* **DIRECTIONS**
Work through the data below and copy out every line where "Tags" is found.

* **DATA PROVIDED**

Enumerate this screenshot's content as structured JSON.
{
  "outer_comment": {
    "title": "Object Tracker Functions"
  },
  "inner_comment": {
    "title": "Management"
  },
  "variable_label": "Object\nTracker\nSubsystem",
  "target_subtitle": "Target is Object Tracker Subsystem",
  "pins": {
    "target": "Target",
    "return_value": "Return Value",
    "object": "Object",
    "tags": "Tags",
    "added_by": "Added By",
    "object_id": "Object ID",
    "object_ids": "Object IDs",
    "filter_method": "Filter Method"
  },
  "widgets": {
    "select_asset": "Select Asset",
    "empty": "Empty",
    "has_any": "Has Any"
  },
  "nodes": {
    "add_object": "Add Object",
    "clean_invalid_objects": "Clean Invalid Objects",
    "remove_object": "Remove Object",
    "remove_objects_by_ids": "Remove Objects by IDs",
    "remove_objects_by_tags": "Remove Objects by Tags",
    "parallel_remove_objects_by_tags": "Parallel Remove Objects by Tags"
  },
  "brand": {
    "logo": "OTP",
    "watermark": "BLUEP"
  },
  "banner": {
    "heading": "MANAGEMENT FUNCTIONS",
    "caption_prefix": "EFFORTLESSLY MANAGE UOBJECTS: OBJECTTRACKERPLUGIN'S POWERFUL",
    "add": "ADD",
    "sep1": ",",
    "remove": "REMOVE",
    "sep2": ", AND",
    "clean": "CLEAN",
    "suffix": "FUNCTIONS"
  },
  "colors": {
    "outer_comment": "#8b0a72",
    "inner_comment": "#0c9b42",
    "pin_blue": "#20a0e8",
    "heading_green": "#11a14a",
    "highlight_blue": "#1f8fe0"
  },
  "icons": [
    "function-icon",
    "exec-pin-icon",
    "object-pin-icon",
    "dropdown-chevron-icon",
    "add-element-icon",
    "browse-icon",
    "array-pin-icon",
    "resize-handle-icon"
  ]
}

* **ANSWER TO THE EXERCISE**
    "tags": "Tags",
    "remove_objects_by_tags": "Remove Objects by Tags",
    "parallel_remove_objects_by_tags": "Parallel Remove Objects by Tags"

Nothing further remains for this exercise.